_Prompt_.
Everything in the listing should be copied exactly, save for the pictures.

------

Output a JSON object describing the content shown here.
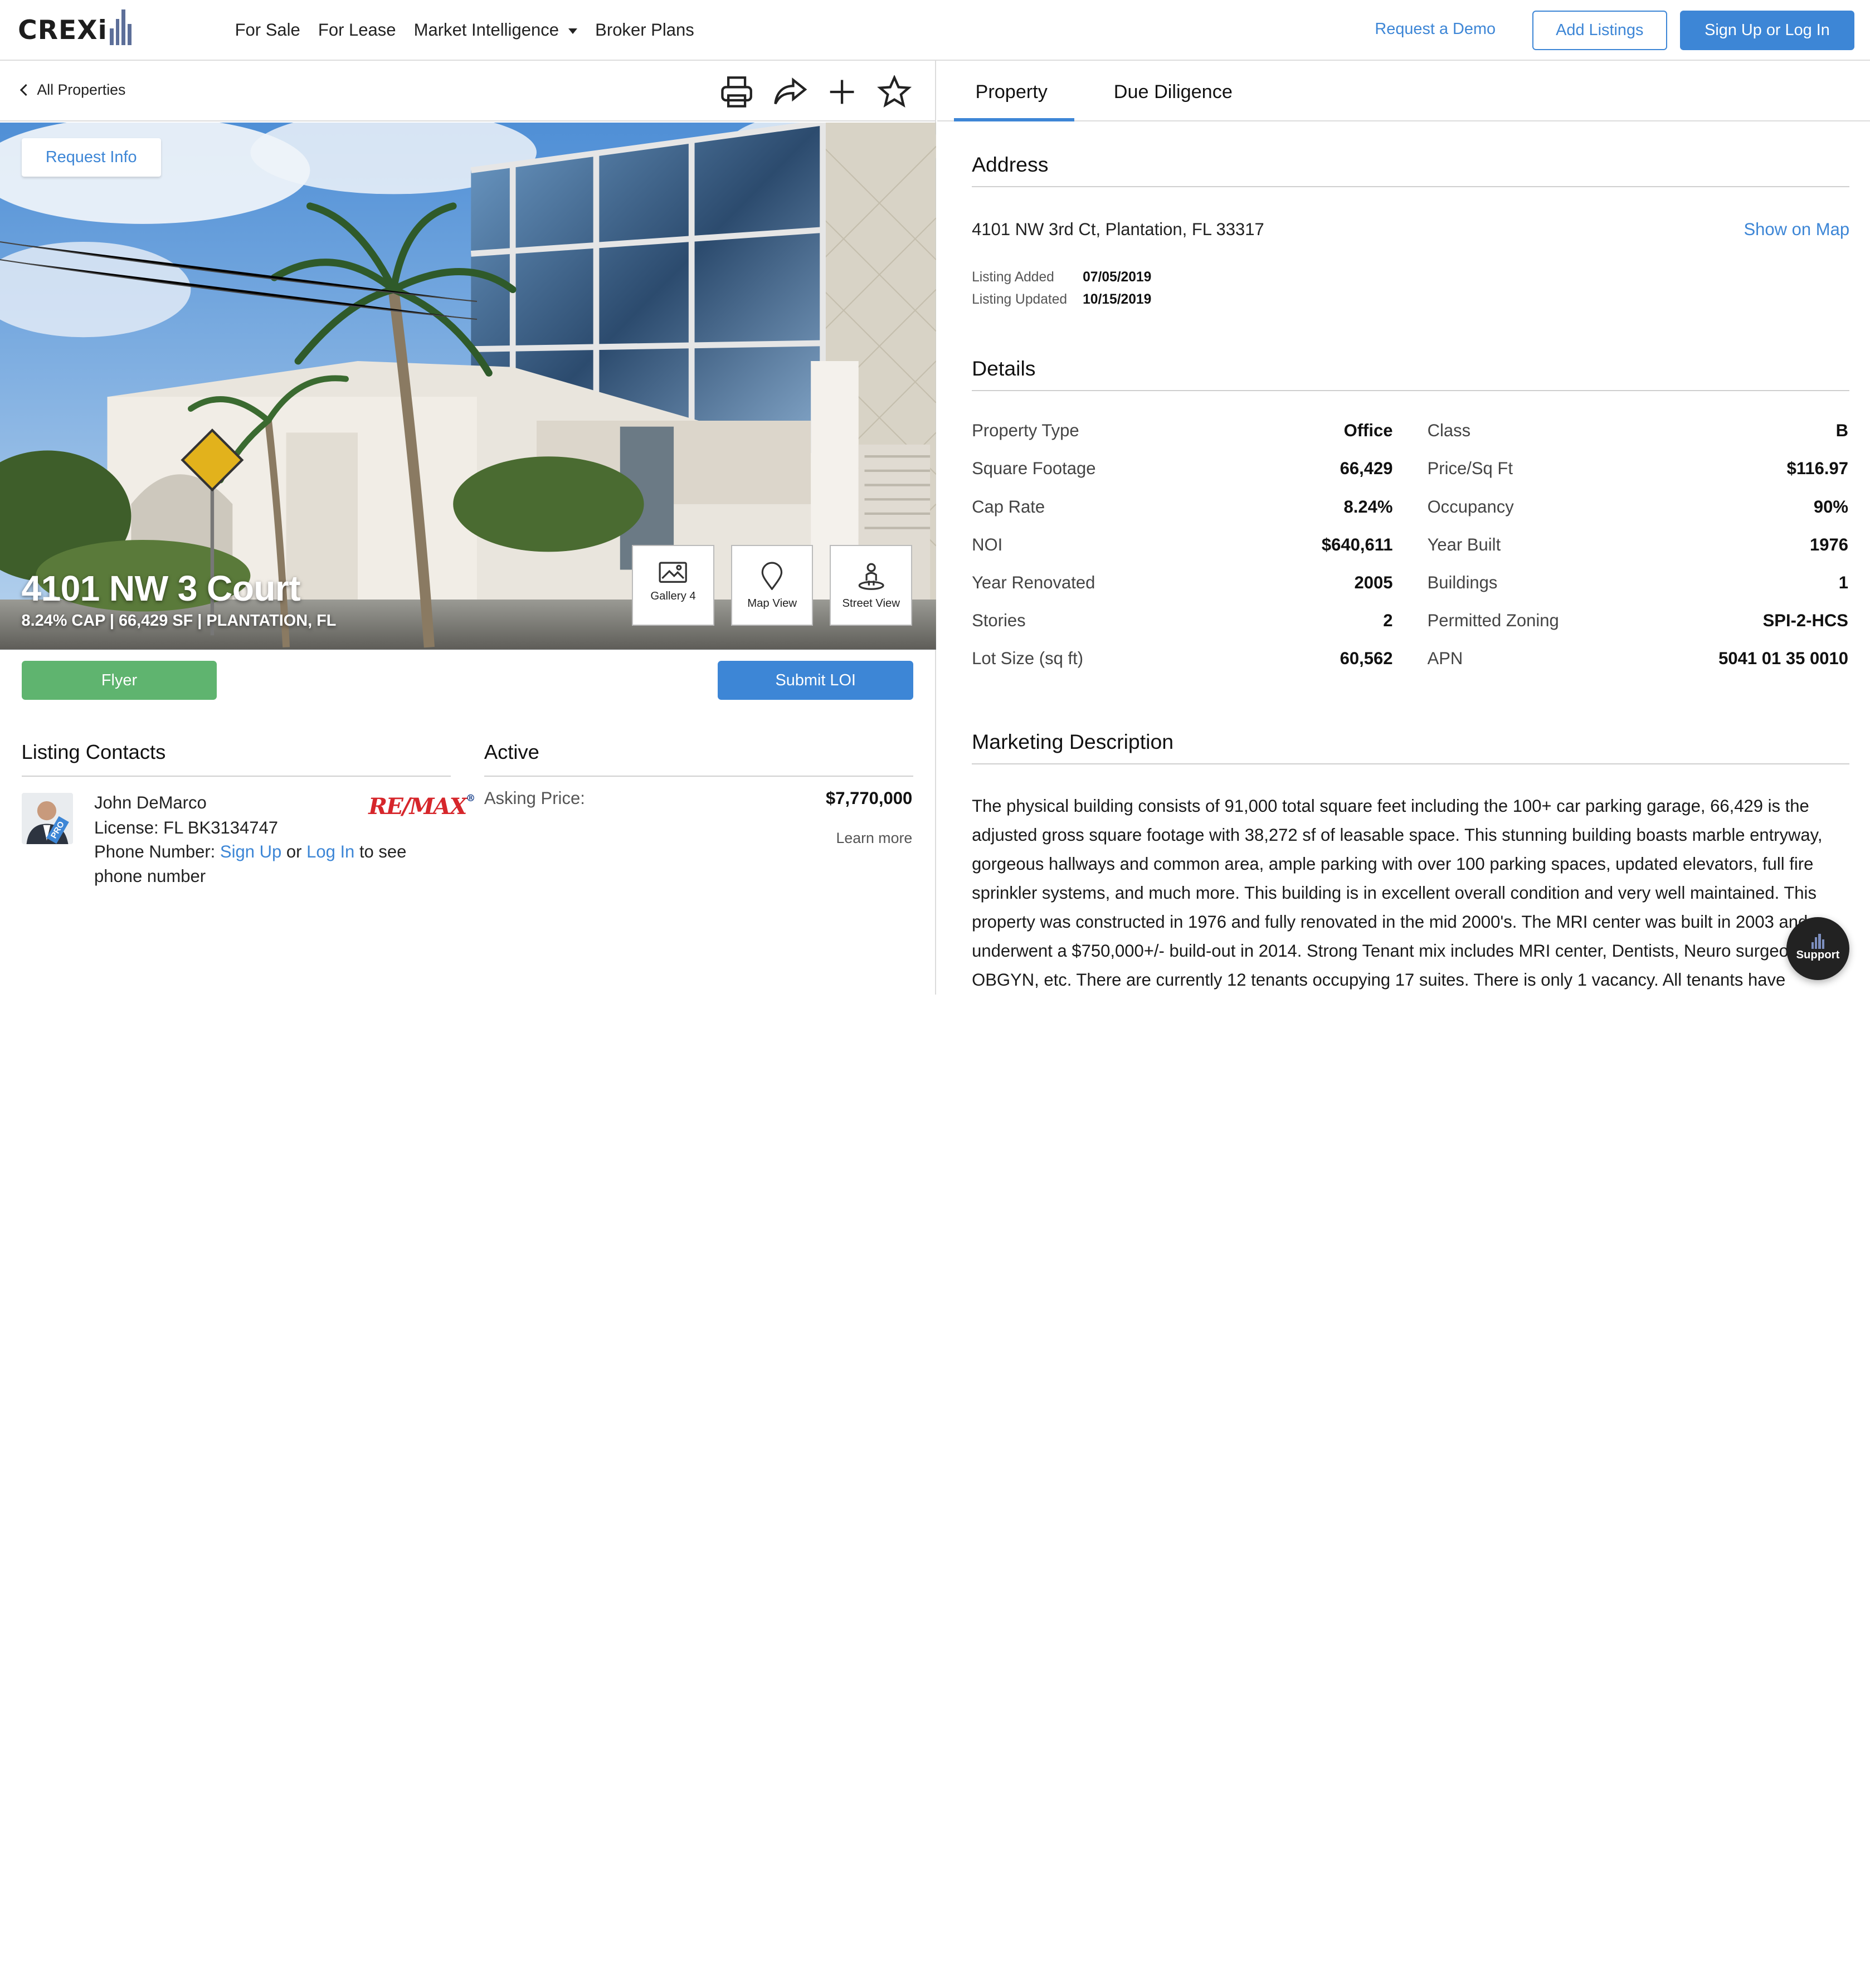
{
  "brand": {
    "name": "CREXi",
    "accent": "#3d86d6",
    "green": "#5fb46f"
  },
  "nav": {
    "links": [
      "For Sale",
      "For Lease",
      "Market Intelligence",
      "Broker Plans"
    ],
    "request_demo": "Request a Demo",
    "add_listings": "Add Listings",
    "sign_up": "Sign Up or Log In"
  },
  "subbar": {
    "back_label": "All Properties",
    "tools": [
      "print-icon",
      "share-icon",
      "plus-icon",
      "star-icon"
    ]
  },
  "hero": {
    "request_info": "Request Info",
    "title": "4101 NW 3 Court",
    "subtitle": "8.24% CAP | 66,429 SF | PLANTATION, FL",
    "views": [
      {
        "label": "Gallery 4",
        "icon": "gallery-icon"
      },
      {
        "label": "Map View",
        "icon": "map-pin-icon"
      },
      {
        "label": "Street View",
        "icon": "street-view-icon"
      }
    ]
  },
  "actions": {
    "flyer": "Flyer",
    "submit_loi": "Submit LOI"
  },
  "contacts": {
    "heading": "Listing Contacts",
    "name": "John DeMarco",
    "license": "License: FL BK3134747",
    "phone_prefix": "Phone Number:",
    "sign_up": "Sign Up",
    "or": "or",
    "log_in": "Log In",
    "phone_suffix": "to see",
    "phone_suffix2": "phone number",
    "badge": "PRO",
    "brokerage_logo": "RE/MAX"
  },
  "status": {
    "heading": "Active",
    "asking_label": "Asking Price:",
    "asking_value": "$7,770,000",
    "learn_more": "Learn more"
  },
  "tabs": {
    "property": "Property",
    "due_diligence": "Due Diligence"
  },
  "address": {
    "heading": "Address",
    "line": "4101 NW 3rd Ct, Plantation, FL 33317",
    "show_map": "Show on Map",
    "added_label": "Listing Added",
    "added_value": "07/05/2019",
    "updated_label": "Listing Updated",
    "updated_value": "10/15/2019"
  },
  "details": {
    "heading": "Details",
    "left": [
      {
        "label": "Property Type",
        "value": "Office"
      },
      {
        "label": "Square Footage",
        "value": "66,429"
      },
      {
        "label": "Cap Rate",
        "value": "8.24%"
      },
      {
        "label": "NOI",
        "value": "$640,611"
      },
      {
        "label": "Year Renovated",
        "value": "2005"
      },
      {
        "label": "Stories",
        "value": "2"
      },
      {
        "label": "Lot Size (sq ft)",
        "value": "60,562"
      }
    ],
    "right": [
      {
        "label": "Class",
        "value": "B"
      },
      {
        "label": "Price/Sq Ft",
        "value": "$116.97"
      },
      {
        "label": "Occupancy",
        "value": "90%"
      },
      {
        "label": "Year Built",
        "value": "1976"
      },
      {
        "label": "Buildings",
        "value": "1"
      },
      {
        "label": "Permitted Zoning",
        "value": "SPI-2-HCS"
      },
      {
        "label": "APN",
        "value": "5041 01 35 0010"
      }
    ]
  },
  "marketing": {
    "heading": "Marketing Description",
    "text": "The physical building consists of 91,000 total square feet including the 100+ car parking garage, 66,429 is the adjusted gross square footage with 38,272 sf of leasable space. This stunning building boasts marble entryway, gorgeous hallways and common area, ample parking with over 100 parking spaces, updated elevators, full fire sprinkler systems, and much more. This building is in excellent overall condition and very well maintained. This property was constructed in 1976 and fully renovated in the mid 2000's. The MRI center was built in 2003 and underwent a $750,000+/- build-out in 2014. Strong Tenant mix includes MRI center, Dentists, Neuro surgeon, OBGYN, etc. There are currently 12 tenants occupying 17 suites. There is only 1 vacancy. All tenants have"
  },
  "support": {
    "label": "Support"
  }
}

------

_Written solution_.
Output a JSON object describing the content shown here.
{
  "brand": {
    "name": "CREXi",
    "accent": "#3d86d6",
    "green": "#5fb46f"
  },
  "nav": {
    "links": [
      "For Sale",
      "For Lease",
      "Market Intelligence",
      "Broker Plans"
    ],
    "request_demo": "Request a Demo",
    "add_listings": "Add Listings",
    "sign_up": "Sign Up or Log In"
  },
  "subbar": {
    "back_label": "All Properties",
    "tools": [
      "print-icon",
      "share-icon",
      "plus-icon",
      "star-icon"
    ]
  },
  "hero": {
    "request_info": "Request Info",
    "title": "4101 NW 3 Court",
    "subtitle": "8.24% CAP | 66,429 SF | PLANTATION, FL",
    "views": [
      {
        "label": "Gallery 4",
        "icon": "gallery-icon"
      },
      {
        "label": "Map View",
        "icon": "map-pin-icon"
      },
      {
        "label": "Street View",
        "icon": "street-view-icon"
      }
    ]
  },
  "actions": {
    "flyer": "Flyer",
    "submit_loi": "Submit LOI"
  },
  "contacts": {
    "heading": "Listing Contacts",
    "name": "John DeMarco",
    "license": "License: FL BK3134747",
    "phone_prefix": "Phone Number:",
    "sign_up": "Sign Up",
    "or": "or",
    "log_in": "Log In",
    "phone_suffix": "to see",
    "phone_suffix2": "phone number",
    "badge": "PRO",
    "brokerage_logo": "RE/MAX"
  },
  "status": {
    "heading": "Active",
    "asking_label": "Asking Price:",
    "asking_value": "$7,770,000",
    "learn_more": "Learn more"
  },
  "tabs": {
    "property": "Property",
    "due_diligence": "Due Diligence"
  },
  "address": {
    "heading": "Address",
    "line": "4101 NW 3rd Ct, Plantation, FL 33317",
    "show_map": "Show on Map",
    "added_label": "Listing Added",
    "added_value": "07/05/2019",
    "updated_label": "Listing Updated",
    "updated_value": "10/15/2019"
  },
  "details": {
    "heading": "Details",
    "left": [
      {
        "label": "Property Type",
        "value": "Office"
      },
      {
        "label": "Square Footage",
        "value": "66,429"
      },
      {
        "label": "Cap Rate",
        "value": "8.24%"
      },
      {
        "label": "NOI",
        "value": "$640,611"
      },
      {
        "label": "Year Renovated",
        "value": "2005"
      },
      {
        "label": "Stories",
        "value": "2"
      },
      {
        "label": "Lot Size (sq ft)",
        "value": "60,562"
      }
    ],
    "right": [
      {
        "label": "Class",
        "value": "B"
      },
      {
        "label": "Price/Sq Ft",
        "value": "$116.97"
      },
      {
        "label": "Occupancy",
        "value": "90%"
      },
      {
        "label": "Year Built",
        "value": "1976"
      },
      {
        "label": "Buildings",
        "value": "1"
      },
      {
        "label": "Permitted Zoning",
        "value": "SPI-2-HCS"
      },
      {
        "label": "APN",
        "value": "5041 01 35 0010"
      }
    ]
  },
  "marketing": {
    "heading": "Marketing Description",
    "text": "The physical building consists of 91,000 total square feet including the 100+ car parking garage, 66,429 is the adjusted gross square footage with 38,272 sf of leasable space. This stunning building boasts marble entryway, gorgeous hallways and common area, ample parking with over 100 parking spaces, updated elevators, full fire sprinkler systems, and much more. This building is in excellent overall condition and very well maintained. This property was constructed in 1976 and fully renovated in the mid 2000's. The MRI center was built in 2003 and underwent a $750,000+/- build-out in 2014. Strong Tenant mix includes MRI center, Dentists, Neuro surgeon, OBGYN, etc. There are currently 12 tenants occupying 17 suites. There is only 1 vacancy. All tenants have"
  },
  "support": {
    "label": "Support"
  }
}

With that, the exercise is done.